When initiating a long-term disability claim for a neuromuscular disorder, it’s essential to gather all relevant medical documentation to support your condition. This includes medical records, diagnostic test results, and physician statements. Clearly outline how your neuromuscular disorder impacts your ability to work. Providing a detailed and accurate account can significantly strengthen your claim.
Communicating with the Insurer
Maintaining open and transparent communication with your insurer is vital throughout the claims process. Respond promptly to requests for additional information or documentation, and record all communication, including emails and letters exchanged with the insurer. Clear and consistent communication can help ensure that your claim is processed efficiently.
Appealing a Denied Claim
If your long-term disability claim for a neuromuscular disorder is denied, you have the right to appeal the decision. Review the denial letter carefully to understand the reasons for the denial. Develop a well-structured appeal, including additional medical evidence and detailed explanations of how your condition prevents you from working. Take note of the deadlines for filing an appeal to ensure timely submission.
Seeking Legal Assistance
In complex situations or if your claim remains denied after an appeal, seeking legal assistance from an attorney experienced in disability law may be necessary. A legal professional can provide valuable guidance, review your case, and represent your interests on appeal. Their expertise can be instrumental in navigating the legal aspects of long-term disability claims for neuromuscular disorders.
Ortiz Law Firm is dedicated to advocating for long-term disability claimants to ensure they receive the benefits they are entitled to. Our experienced team offers support and guidance throughout the appeal process, helping clients navigate the complexities of long-term disability claims for neuromuscular disorders. We can help you file a lawsuit against your insurance carrier if your appeals are exhausted. Call us at (888) 321-8131 to schedule your free case review today.
- University of Michigan Health. “Neuromuscular Disorders.” Retrieved from: https://www.uofmhealth.org/conditions-treatments/brain-neurological-conditions/neuromuscular-disorders. Accessed on January 16, 2024.
- Cedars-Sinai. “Neuromuscular Disorders.” Retrieved from: https://www.cedars-sinai.org/health-library/diseases-and-conditions/n/neuromuscular-disorders.html. Accessed on January 16, 2024.
- Mayo Clinic. “Neuromuscular Disease.” Retrieved from: https://www.mayoclinic.org/departments-centers/neuromuscular-disease-group/overview/ovc-20443670. Accessed on January 16, 2024.

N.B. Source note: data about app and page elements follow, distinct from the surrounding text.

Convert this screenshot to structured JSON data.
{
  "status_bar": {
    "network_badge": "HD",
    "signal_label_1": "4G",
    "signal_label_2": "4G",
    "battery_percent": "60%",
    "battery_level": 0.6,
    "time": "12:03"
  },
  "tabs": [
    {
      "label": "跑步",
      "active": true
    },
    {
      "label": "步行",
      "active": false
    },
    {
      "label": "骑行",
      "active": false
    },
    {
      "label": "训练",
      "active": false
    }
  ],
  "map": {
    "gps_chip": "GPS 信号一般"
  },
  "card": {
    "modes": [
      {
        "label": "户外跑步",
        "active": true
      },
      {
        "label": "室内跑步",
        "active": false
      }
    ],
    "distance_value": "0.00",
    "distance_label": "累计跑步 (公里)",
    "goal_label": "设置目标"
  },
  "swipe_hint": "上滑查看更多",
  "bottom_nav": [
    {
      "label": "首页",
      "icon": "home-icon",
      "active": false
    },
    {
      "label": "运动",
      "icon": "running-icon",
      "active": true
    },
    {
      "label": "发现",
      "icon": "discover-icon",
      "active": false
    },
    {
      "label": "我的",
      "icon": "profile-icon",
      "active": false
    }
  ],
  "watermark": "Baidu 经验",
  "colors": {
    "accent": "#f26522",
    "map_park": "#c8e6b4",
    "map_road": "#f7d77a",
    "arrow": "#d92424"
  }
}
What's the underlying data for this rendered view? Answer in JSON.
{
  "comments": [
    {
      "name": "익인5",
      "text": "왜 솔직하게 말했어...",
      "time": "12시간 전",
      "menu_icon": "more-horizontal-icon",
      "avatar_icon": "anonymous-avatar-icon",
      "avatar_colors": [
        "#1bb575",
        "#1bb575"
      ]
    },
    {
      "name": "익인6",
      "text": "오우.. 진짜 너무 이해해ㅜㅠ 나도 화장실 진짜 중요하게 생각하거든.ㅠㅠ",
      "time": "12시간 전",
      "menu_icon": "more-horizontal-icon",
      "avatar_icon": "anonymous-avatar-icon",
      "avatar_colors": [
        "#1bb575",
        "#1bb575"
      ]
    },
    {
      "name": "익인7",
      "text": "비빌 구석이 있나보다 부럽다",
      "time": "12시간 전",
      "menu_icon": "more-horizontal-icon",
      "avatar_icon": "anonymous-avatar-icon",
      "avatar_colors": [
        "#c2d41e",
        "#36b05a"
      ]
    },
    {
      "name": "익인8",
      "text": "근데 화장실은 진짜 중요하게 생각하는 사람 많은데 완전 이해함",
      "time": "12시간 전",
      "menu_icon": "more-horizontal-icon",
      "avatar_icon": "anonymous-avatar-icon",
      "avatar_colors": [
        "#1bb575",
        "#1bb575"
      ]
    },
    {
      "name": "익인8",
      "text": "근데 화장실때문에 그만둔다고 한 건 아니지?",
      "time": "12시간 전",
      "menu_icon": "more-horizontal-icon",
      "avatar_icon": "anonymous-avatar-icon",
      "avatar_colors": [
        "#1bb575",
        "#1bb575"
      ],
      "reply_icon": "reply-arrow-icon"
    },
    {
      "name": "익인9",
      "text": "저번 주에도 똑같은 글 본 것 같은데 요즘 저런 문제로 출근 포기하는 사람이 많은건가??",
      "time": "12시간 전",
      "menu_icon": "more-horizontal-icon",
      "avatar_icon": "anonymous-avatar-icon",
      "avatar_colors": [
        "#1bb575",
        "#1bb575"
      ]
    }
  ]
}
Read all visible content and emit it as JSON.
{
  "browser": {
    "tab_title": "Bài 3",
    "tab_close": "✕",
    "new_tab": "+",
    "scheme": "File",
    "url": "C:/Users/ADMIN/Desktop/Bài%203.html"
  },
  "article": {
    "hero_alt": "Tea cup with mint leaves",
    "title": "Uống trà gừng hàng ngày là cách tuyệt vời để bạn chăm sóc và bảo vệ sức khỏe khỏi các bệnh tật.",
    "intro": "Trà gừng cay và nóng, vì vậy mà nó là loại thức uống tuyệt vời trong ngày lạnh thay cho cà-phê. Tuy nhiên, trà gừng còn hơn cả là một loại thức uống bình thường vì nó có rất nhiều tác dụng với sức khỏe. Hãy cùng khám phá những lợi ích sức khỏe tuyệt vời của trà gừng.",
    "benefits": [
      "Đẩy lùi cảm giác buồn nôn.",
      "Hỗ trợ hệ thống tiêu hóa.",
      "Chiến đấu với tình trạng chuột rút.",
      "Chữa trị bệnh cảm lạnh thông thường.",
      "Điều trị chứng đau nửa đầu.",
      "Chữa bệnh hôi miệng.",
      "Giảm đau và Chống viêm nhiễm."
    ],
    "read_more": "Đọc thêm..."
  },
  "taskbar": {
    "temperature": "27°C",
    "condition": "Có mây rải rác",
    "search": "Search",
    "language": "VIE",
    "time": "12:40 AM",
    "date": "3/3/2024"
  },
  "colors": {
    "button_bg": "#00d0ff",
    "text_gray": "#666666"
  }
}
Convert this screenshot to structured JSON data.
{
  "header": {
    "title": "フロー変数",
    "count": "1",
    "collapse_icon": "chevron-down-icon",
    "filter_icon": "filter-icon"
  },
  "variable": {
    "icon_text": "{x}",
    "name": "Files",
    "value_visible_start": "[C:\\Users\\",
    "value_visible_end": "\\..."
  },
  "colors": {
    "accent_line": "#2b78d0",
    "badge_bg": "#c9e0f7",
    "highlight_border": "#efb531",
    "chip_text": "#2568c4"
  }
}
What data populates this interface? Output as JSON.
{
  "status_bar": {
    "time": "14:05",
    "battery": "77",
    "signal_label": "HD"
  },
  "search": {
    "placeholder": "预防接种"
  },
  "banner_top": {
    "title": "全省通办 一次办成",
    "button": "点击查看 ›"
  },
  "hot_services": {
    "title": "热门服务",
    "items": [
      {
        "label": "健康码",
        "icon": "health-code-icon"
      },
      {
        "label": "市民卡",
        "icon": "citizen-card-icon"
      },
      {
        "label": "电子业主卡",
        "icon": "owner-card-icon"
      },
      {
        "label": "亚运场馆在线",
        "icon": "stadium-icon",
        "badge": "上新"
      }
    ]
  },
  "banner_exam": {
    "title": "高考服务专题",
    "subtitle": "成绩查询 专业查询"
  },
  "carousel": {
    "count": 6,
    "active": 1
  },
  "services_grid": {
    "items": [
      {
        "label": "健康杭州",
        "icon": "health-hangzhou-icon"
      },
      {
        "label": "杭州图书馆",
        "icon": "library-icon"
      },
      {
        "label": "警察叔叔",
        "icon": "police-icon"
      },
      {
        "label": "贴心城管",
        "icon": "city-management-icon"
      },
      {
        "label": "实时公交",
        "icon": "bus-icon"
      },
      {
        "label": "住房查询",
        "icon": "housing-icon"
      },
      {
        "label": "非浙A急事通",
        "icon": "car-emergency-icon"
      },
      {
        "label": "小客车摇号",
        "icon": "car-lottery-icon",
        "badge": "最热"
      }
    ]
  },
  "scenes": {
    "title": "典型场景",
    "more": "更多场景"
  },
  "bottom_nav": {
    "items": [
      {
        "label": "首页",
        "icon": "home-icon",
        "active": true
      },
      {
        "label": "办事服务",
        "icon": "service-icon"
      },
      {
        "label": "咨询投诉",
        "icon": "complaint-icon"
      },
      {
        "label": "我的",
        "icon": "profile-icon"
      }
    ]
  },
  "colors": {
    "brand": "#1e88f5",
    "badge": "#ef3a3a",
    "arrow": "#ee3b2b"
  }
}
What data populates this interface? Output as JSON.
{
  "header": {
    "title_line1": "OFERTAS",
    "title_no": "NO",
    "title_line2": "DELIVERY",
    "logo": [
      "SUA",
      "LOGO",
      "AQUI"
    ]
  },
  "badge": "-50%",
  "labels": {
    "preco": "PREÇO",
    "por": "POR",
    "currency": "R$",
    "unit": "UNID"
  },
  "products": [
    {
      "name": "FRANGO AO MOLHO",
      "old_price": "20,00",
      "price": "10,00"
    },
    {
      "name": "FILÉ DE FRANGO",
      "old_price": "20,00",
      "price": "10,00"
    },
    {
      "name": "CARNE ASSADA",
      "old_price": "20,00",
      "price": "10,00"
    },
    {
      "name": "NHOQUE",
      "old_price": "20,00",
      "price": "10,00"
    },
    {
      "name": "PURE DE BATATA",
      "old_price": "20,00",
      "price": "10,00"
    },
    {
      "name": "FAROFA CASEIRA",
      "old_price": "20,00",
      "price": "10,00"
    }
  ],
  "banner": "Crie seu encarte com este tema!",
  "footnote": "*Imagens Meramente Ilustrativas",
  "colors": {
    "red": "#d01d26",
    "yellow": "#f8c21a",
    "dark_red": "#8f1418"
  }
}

- BetterHealth Channel. “Neuromuscular Disorders.” Retrieved from: https://www.betterhealth.vic.gov.au/health/conditionsandtreatments/neuromuscular-disorders. Accessed on January 16, 2024.
Last Updated: January 26, 2024 // Reviewed and Edited by: Ortiz Law Firm